Grant number: 17/18911-0
Support type:Scholarships in Brazil - Scientific Initiation
Effective date (Start): November 01, 2017
Effective date (End): October 31, 2018
Field of knowledge:Agronomical Sciences - Agronomy - Plant Health
Principal Investigator:Elliot Watanabe Kitajima
Grantee:Vanessa Bassinello
Home Institution: Escola Superior de Agricultura Luiz de Queiroz (ESALQ). Universidade de São Paulo (USP). Piracicaba , SP, Brazil
Associated research grant:14/08458-9 - Plant viruses transmitted by Brevipalpus mites (Acari: Tenuipalpidae) - BTV: survey, identification, molecular characterization, phylogeny; virus/vector/host relationhip; biology, taxonomy and management of the mite, AP.TEM

Abstract

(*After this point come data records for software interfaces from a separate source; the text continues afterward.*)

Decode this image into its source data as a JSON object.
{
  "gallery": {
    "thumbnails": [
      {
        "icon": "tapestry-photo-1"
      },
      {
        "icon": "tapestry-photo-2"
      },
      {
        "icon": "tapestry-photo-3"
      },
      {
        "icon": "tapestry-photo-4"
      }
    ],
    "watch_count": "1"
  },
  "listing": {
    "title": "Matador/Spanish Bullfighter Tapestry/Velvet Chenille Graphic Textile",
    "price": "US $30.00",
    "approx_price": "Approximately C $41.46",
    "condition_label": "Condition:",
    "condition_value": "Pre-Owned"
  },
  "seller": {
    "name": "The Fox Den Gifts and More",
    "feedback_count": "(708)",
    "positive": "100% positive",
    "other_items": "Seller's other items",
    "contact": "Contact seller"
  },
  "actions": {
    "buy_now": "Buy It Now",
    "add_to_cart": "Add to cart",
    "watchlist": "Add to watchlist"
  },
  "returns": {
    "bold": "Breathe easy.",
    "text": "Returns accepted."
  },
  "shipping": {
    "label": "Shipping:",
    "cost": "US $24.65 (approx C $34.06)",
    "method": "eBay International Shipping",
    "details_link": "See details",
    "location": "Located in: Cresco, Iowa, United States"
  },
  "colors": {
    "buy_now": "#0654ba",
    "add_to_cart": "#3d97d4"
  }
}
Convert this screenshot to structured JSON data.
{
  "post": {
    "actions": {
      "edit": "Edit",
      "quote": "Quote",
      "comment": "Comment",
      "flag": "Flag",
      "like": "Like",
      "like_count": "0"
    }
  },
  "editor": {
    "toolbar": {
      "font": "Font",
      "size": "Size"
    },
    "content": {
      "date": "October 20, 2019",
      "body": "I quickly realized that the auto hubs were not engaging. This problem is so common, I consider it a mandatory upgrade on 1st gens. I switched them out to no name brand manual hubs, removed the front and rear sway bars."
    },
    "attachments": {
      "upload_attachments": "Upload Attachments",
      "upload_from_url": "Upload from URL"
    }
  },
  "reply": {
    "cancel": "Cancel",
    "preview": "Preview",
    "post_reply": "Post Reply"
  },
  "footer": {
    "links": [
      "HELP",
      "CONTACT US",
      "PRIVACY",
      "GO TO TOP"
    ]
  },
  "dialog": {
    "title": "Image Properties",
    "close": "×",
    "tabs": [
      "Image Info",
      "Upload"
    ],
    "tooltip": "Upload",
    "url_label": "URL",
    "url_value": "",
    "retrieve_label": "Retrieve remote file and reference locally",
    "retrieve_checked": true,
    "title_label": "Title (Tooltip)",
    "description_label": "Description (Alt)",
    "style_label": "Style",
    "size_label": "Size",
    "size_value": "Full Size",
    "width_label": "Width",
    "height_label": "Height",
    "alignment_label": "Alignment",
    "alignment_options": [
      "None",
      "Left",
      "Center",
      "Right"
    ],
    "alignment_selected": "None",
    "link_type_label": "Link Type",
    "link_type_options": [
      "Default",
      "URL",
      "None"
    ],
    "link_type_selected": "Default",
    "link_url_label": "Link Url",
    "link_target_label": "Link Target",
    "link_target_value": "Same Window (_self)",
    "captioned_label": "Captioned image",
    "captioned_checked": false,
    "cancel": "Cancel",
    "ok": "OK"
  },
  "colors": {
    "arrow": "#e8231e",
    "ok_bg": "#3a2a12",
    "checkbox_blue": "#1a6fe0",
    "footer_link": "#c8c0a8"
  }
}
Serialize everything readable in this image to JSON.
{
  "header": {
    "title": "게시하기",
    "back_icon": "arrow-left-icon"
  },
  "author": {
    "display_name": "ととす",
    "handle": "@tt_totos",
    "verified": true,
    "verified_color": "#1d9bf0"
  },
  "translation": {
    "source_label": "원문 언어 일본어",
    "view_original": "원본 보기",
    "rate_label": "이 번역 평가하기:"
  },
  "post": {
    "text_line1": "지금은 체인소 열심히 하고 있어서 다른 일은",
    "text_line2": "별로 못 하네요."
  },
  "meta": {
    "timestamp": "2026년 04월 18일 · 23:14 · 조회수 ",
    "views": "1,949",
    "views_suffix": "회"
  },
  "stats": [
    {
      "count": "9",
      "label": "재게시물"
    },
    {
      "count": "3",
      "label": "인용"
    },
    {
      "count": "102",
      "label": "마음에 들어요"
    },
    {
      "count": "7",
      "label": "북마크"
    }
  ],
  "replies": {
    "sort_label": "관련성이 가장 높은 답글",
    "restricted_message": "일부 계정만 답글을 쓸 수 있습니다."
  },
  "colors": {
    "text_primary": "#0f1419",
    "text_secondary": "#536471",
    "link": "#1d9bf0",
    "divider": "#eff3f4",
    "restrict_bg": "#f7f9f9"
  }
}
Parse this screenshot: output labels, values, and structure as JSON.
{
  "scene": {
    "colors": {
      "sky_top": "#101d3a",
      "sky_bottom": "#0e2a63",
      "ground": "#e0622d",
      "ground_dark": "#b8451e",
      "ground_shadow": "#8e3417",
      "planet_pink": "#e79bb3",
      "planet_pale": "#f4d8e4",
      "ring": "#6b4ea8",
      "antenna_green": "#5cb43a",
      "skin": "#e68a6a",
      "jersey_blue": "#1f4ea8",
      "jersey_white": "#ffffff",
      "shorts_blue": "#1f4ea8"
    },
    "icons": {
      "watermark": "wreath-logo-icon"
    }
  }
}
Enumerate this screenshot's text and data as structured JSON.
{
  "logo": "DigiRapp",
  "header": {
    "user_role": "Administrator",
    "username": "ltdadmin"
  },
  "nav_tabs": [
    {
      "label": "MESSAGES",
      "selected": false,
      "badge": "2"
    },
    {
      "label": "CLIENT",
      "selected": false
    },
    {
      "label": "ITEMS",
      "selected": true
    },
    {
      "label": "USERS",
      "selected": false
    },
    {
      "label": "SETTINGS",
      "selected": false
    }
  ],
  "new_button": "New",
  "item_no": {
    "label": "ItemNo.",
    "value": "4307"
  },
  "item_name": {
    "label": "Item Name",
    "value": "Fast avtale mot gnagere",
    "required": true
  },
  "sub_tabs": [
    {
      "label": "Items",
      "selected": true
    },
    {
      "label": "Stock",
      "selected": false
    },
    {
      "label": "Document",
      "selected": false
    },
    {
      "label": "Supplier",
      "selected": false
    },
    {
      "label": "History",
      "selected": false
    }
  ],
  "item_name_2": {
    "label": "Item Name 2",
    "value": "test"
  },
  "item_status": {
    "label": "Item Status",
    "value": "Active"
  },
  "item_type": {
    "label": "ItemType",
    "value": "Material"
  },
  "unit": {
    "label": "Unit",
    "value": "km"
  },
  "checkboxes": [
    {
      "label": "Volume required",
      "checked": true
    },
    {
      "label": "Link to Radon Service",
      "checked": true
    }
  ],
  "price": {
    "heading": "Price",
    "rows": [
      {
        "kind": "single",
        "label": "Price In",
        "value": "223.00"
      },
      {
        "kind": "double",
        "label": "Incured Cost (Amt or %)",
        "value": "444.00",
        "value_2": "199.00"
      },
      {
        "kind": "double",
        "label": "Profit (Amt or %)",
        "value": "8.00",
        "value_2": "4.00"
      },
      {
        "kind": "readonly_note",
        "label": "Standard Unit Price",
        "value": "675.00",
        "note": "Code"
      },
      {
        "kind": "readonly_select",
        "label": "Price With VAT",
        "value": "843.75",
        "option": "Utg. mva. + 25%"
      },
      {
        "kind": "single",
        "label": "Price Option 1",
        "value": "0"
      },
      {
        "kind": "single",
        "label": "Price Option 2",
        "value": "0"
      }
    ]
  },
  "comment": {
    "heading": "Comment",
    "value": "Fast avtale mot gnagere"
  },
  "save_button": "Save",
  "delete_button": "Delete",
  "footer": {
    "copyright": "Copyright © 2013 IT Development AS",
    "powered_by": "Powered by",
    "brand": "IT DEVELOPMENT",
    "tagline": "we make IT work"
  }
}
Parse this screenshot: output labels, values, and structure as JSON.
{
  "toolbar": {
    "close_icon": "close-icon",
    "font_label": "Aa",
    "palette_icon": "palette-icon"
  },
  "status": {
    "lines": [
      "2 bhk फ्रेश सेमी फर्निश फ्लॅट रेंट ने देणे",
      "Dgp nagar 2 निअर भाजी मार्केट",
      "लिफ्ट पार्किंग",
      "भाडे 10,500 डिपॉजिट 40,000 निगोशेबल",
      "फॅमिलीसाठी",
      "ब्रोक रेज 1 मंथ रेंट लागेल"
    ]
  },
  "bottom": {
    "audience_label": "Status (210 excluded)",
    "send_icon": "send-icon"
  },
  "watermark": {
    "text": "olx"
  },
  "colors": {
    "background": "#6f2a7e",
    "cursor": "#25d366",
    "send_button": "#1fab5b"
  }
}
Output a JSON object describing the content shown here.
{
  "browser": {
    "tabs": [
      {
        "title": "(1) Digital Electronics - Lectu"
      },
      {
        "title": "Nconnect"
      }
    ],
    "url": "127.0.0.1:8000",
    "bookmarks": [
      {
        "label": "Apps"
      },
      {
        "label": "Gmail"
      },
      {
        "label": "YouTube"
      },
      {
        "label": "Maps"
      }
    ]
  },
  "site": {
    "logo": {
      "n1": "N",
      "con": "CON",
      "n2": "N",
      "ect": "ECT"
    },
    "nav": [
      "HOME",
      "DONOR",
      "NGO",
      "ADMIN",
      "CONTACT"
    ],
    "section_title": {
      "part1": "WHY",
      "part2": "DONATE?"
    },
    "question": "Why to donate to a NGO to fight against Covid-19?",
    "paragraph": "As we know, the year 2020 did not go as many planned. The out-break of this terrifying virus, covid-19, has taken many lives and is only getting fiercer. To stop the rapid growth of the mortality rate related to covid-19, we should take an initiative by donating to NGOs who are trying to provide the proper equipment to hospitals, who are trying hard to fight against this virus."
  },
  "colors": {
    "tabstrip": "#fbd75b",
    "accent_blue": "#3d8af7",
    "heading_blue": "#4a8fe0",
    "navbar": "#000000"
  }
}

In recent years, knowledge about the viruses transmitted by Brevipalpus (Tenuipalpidae) mites (BTV) had significant advances. BTV have deserved attention not only because some of them as those causing citrus leprosis, coffee ringspot, orchid fleck and green spots of passion fruit are of economical importance, but also because they constitute a peculiar pathosystem causing only localized infection. Furthermore it was found that at least two copletely distict types of BTV being transmitted in a persistent manner: Cilevirus- with a ssRNA, positive sense, bipartite genome Dichorhavirus- ssRNA, negative sense, bipartite genome. On the other hand, taxonomy of Brevipalpus mites underwent important changes recently. Of more than 200 species of Brevipalpus, only three were considered vectors: B. californicus, B. obovatus and B. phoenicis. However new morphological and molecular criteria indicated that the species B. phoenicis l.s. should be composed of at least seven species. This required and reevaluation of the vectors considered as B. phoenicis s.l. Thus CiLV-C is transmitted by B. yothersi, CoRSV,by B. papayensis, CiLV-N, by B. phoenicis s.s. A new BTV found causing chlorotic spots on citrus, had the vector identified as B.aff yothersi, possibly B. incognitus. Another important observation was that as a general rule, plants when infested by Brevipalpus mites, these populations are indeed a mixture of distinct species of this genus. Sucha a situation complicates the determination of the specie(s) transmitting a given BTV, to understand its epidemiology and develop integrated management program.The present project aims to contribute to solve such a situation, through the experimental production of isolines of different Brevipalpus species, properly identified morphologically and by molecular means, and evaluated for their ability to transmit distinct BTV, within the experimental possibilities and also, establish the vector-virus relationship parameters. The chosen model is to use common bean plantlets to colonize Brevipalpus isolines and also to use them as indicator plant for the infection by most of BTV under research. The use of isolines is based on the knowledge that most Brevipalpus species reproduce by telythokous parthenogenesis, in which female begets female, producing quasi-clonal generations. This is a consequence of the infection of these Brevipalpus species by an endosymbiont bacterium, Candidatus Cardinium, which induces the feminilization of haploid forms. This project seens syutable if a scientific initiation program, introducing practices of Brevipalpus mites handling and colonization, identification of Brevipalpus species by light and electron microscopy, BTV transmission assays, etc. These works will include basic concepts of plant pathology, virology, acarology, celular and molecular biology. This project is related to a thematic project on BTV (proc. Fapesp 2014/08458-9) in the subprojects 3 and 4. The candidate student has excellent scholar records and has an international experience in the program Science without Frontiers. (AU)